The Messenger has echoes of several of Marr’s past projects alongside some of the post-punk bands that originally inspired him. “The fact that a lot of the record sounds like bits of everything I’ve done in the past was not at all thought out and happened because I decided to not do that,” he says. “I’m not trying to be cryptic [but] I was not going to censor myself to please anybody other than the fans.”

Leeds, where Marr plays on March 7, is a city with which he has some history. “When I was 17 or 18 I worked for a Leeds clothing company called X Clothes which readers of a certain vintage will have memories of, probably fond and maybe even gothic. I bounced around from Manchester mostly, Sheffield occasionally and Leeds sometimes. Like my own city, I have seen Leeds change quite a lot aesthetically over the last 20 years but I think the vibe of northern cities and growing up in British cities in general tends to stay the same. It takes decades and decades for those experiences to be eradicated. It’s the same for cities all over Europe. There’s such a heritage and mindset. I like that. I’m pleased young people can get on a tram and there are more places at university if your parents don’t mind going into debt. Where you have got young people, you are going to have a decent music scene.”

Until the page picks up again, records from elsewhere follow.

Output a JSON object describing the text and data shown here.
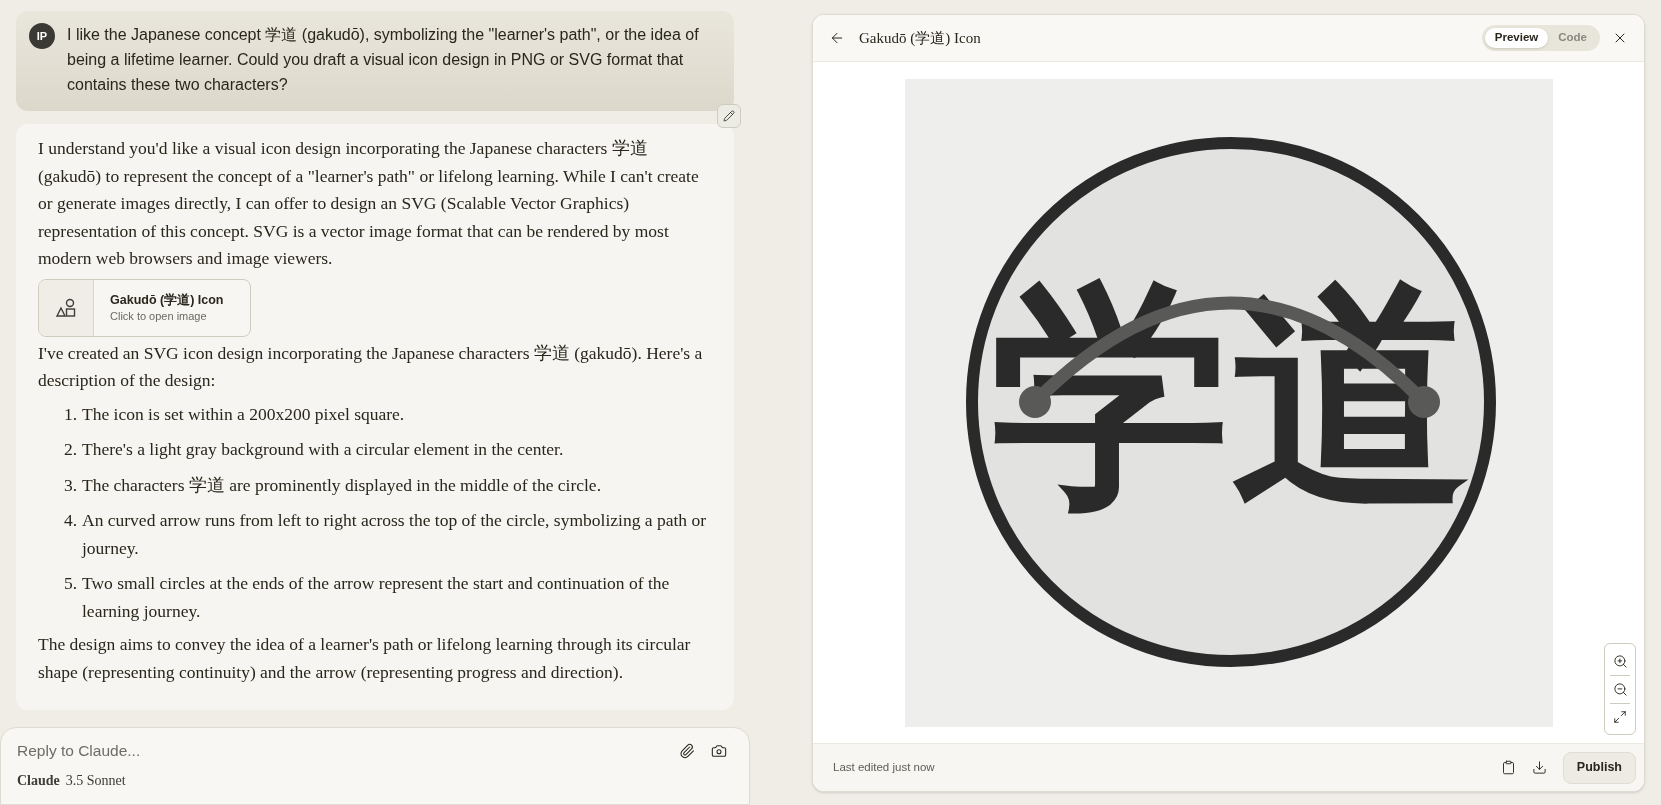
{
  "user_message": {
    "avatar": "IP",
    "text": "I like the Japanese concept 学道 (gakudō), symbolizing the \"learner's path\", or the idea of being a lifetime learner. Could you draft a visual icon design in PNG or SVG format that contains these two characters?"
  },
  "assistant_message": {
    "intro": "I understand you'd like a visual icon design incorporating the Japanese characters 学道 (gakudō) to represent the concept of a \"learner's path\" or lifelong learning. While I can't create or generate images directly, I can offer to design an SVG (Scalable Vector Graphics) representation of this concept. SVG is a vector image format that can be rendered by most modern web browsers and image viewers.",
    "artifact_card": {
      "title": "Gakudō (学道) Icon",
      "subtitle": "Click to open image"
    },
    "paragraph": "I've created an SVG icon design incorporating the Japanese characters 学道 (gakudō). Here's a description of the design:",
    "list": [
      {
        "number": "1.",
        "text": "The icon is set within a 200x200 pixel square."
      },
      {
        "number": "2.",
        "text": "There's a light gray background with a circular element in the center."
      },
      {
        "number": "3.",
        "text": "The characters 学道 are prominently displayed in the middle of the circle."
      },
      {
        "number": "4.",
        "text": "An curved arrow runs from left to right across the top of the circle, symbolizing a path or journey."
      },
      {
        "number": "5.",
        "text": "Two small circles at the ends of the arrow represent the start and continuation of the learning journey."
      }
    ],
    "conclusion": "The design aims to convey the idea of a learner's path or lifelong learning through its circular shape (representing continuity) and the arrow (representing progress and direction)."
  },
  "composer": {
    "placeholder": "Reply to Claude...",
    "model_name": "Claude",
    "model_version": "3.5 Sonnet"
  },
  "artifact_panel": {
    "title": "Gakudō (学道) Icon",
    "tabs": [
      {
        "label": "Preview",
        "selected": true
      },
      {
        "label": "Code",
        "selected": false
      }
    ],
    "artwork": {
      "characters": "学道"
    },
    "footer_status": "Last edited just now",
    "publish_label": "Publish"
  }
}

Two years ago Marr remastered the Smiths’ back catalogue. The experience didn’t make him nostalgic, he says.

“It was so much work and I soon realised once I got halfway through the first record that the job I had was keeping balanced here. I was trying so hard not to mess it up and trying not to incur the wrath of the indie-speaking militia as well as trying to get the job done.

“It was nice, though,” he adds. “I let the other guys know that it felt good doing it. It sounded great but all the records I’ve made with The Smiths, and any bands that I’ve spent so much energy on, I know almost psychically when that cymbal crash or bass note or guitar chord is going to be before I hear it.”

Marr has repeatedly said he won’t reform The Smiths. Their legacy, he says is: “that we really meant it when we were together and then a soap opera happened when we were not.”

He seems to have enjoyed the five years he recently spent working with students as visiting professor of music at Salford University. “It’s nice that when I’ve done things that are part of doing what you do and making mistakes along the way that you can pass that off as profound wisdom – God knows how,” he jokes. “There are just things I do as a musician and as a songwriter and, I guess, as a performer too; everybody learns from doing things wrong sometimes. It’s very gratifying, it makes it very much worth it when people can write it down and not have to go through the hassle that I went through.

“Hopefully students will see you can do it and not turn into too much of a nutter.”

Johnny Marr plays The Duchess, York on March 5, Brudenell Social Club, Leeds on March 7 and the Leadmill, Sheffield on March 18.

How it all began...

Johnny Marr was born John Maher in Ardwick, Manchester, in 1963.

In 1982 Marr approached singer Steven Morrissey of The Nosebleeds, suggesting they form a band. With Rourke on bass and Mike Joyce on drums, they signed to Rough Trade and released their first single Hand in Glove on May 13, 1983. The band released four studio albums – The Smiths, Meat is Murder, The Queen is Dead and Strangeways Here We Come – before Marr quit in August 1987.

Marr went on to record with the Pet Shop Boys, Billy Bragg, The Pretenders and Girls Aloud.